The XSL 2.0 specification is being developed in coordination with the XPath 2.0 and XQuery 1.0 specifications. They will all probably become W3C recommendations in the winter or spring of 2006. XQuery is a complementary technology to XSL, best suited to handling the querying of XML data in a role similar to SQL with relational databases. XSL will remain the primary XML transformation language, though both languages overlap into each other’s functional territory. Both specifications share XPath 2.0 as a common expression language. Improvements to XPath will enable cleaner solutions to difficult XSL 1.0 operations like Muenchian grouping.

Microsoft will certainly support these new core XML technologies, but based on their past experience implementing XSL 1.0, they will certainly be waiting until the ink is dry on the XSL 2.0 specification.

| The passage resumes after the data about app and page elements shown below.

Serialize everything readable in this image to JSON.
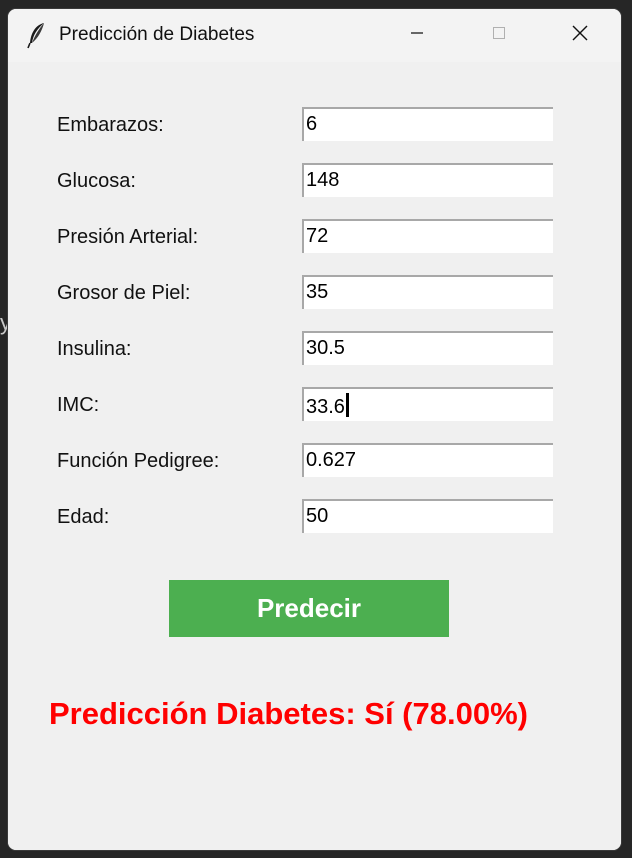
{
  "window": {
    "title": "Predicción de Diabetes"
  },
  "backdrop": {
    "side_glyph": "y"
  },
  "form": {
    "fields": [
      {
        "label": "Embarazos:",
        "value": "6"
      },
      {
        "label": "Glucosa:",
        "value": "148"
      },
      {
        "label": "Presión Arterial:",
        "value": "72"
      },
      {
        "label": "Grosor de Piel:",
        "value": "35"
      },
      {
        "label": "Insulina:",
        "value": "30.5"
      },
      {
        "label": "IMC:",
        "value": "33.6"
      },
      {
        "label": "Función Pedigree:",
        "value": "0.627"
      },
      {
        "label": "Edad:",
        "value": "50"
      }
    ],
    "focused_field": "IMC:"
  },
  "actions": {
    "predict_label": "Predecir"
  },
  "result": {
    "text": "Predicción Diabetes: Sí (78.00%)"
  },
  "icons": {
    "app": "feather-icon",
    "minimize": "minimize-icon",
    "maximize": "maximize-icon",
    "close": "close-icon"
  },
  "colors": {
    "button_bg": "#4caf50",
    "button_text": "#ffffff",
    "result_text": "#ff0000",
    "window_bg": "#f0f0f0"
  }
}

If you’re eager to try these new technologies, Dr Michael Kay’s Saxon toolset supports the latest draft specifications.


XML Path Language (XPath) 2.0
XSL Transformations (XSLT) Version 2.0
XQuery 1.0 : An XML Query Language
Saxonica : SAXON
EXSLT : An Extension Library for XSL